As worldwide food demand continues to escalate, so does global meat production. In 2015, over 300 million tonnes of meat was produced, an exorbitant amount that puts a huge strain on the Earth’s already depleted natural resources. Ayako Fudamoto, a Kyoto-based artist touches on this matter with macabre sculptures she created for inside, her solo exhibition recently on display at the Kunst Arzt Gallery.
A recent graduate of Kyoto Seika University’s sculpture programme, Fudamoto handcrafted imitation food samples from clay to make up the basis of her livestock sculptures. In “Beef or Beef,” a lifelike cow sculpture emerges from the gallery wall with one leg infected by meaty food samples.
Also included in the exhibition is “I can’t sit there,” a mutated chicken sculpture made up of imitation chicken dishes and apparently inspired by an urban legend of a four-legged chicken.
There are several influences at play in Fudamoto’s sculptural work. The overarching theme comments on the global dilemma of excessive consumption behaviour, food waste and dwindling resources. In creating the pieces, the artist draws on her experience from working in a bento production facility where she bore witness to large-scale food production and waste.

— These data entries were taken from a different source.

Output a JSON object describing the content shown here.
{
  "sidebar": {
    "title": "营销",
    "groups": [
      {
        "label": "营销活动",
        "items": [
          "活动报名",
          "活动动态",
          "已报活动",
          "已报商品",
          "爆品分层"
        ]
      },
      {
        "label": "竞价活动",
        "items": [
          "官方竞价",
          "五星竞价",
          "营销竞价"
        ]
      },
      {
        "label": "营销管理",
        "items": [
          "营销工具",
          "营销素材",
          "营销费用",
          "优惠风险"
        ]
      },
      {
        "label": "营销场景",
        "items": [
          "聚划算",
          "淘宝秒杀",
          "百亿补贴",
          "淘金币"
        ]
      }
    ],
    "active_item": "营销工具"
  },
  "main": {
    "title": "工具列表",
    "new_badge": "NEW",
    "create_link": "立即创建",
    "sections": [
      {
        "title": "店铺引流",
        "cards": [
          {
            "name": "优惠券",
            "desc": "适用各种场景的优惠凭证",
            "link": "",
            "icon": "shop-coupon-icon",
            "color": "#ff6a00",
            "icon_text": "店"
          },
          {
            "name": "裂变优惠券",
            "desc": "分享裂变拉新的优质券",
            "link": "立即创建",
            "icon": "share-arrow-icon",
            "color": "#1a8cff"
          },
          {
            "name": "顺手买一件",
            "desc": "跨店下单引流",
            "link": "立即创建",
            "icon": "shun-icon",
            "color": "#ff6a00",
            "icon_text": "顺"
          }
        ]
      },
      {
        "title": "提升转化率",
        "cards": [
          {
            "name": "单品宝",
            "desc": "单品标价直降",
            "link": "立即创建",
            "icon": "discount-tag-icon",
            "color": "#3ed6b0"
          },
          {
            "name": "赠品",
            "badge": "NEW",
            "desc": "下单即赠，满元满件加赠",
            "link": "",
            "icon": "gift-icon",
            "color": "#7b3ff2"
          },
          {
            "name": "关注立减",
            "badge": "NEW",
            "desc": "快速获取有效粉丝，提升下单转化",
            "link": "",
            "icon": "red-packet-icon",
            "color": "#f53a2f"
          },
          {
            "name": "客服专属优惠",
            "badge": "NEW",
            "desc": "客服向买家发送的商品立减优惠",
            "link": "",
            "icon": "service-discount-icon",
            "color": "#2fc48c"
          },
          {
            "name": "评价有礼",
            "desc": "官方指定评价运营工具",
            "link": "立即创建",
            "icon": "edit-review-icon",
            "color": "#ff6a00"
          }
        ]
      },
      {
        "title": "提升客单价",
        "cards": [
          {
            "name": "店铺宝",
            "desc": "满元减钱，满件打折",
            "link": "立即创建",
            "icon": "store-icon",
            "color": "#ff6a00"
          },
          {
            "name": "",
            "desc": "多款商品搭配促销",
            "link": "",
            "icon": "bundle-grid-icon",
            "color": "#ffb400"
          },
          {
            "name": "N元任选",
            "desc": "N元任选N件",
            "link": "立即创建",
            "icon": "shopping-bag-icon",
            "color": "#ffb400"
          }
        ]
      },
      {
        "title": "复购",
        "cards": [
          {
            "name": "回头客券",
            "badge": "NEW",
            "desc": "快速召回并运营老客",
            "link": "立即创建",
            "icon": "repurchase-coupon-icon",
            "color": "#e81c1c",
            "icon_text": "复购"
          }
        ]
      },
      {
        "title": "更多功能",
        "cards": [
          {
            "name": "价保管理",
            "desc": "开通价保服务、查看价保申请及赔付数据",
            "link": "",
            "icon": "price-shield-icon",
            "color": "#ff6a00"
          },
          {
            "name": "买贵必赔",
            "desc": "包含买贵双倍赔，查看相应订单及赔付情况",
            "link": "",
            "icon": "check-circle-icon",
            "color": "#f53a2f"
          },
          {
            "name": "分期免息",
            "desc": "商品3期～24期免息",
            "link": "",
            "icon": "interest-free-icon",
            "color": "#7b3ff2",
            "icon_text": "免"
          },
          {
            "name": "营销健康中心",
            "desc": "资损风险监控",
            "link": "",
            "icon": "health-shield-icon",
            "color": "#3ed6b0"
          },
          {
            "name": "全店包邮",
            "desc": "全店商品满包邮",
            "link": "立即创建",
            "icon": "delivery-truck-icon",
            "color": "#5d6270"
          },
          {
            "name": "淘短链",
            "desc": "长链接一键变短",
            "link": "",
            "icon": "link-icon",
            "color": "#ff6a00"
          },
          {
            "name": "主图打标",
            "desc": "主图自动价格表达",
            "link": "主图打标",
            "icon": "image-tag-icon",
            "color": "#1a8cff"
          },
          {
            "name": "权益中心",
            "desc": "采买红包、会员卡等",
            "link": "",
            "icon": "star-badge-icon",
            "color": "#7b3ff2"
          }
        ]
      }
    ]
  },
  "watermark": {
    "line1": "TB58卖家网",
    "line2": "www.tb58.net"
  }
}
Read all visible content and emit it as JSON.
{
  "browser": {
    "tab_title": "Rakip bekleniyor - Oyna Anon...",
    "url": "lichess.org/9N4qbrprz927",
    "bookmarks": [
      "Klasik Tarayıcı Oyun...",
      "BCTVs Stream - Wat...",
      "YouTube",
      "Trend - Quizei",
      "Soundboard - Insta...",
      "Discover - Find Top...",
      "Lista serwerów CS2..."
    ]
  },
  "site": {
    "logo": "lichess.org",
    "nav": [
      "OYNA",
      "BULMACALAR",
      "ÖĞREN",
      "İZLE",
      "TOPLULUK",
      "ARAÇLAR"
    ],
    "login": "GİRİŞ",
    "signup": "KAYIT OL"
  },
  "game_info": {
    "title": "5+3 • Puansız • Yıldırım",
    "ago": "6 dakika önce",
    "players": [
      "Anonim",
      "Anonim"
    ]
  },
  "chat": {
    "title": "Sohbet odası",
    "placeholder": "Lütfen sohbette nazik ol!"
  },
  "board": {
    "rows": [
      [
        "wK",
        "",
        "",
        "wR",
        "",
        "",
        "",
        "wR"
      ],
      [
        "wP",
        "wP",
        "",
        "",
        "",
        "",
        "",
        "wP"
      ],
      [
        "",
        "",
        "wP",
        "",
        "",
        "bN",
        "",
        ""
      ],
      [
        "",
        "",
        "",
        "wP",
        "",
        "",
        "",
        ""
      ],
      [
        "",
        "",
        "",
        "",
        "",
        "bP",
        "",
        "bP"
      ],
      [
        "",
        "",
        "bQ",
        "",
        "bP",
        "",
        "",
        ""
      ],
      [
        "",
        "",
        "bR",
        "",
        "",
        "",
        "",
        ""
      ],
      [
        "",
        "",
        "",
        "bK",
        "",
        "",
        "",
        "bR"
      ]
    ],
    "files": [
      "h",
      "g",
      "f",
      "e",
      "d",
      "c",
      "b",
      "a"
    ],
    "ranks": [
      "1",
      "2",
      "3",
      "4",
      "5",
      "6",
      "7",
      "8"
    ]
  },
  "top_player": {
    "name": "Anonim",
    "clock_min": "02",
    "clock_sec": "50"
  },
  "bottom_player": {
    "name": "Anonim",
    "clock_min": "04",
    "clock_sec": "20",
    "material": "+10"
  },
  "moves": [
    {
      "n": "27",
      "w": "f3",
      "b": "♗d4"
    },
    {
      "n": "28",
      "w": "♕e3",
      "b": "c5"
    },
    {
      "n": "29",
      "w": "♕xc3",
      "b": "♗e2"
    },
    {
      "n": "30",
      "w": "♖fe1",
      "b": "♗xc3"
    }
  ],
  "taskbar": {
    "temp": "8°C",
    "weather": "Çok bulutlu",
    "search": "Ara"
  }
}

Another significant component of the art is the food sample sculptures, which have become something of an institution in Japan. The country’s restaurants are famous for attracting customers with realistic looking food samples showcased in window display cases. There is now an established industry dedicated to the production of fake food sculptures, which has inspired artists and designers to incorporate the imitation dishes into their work.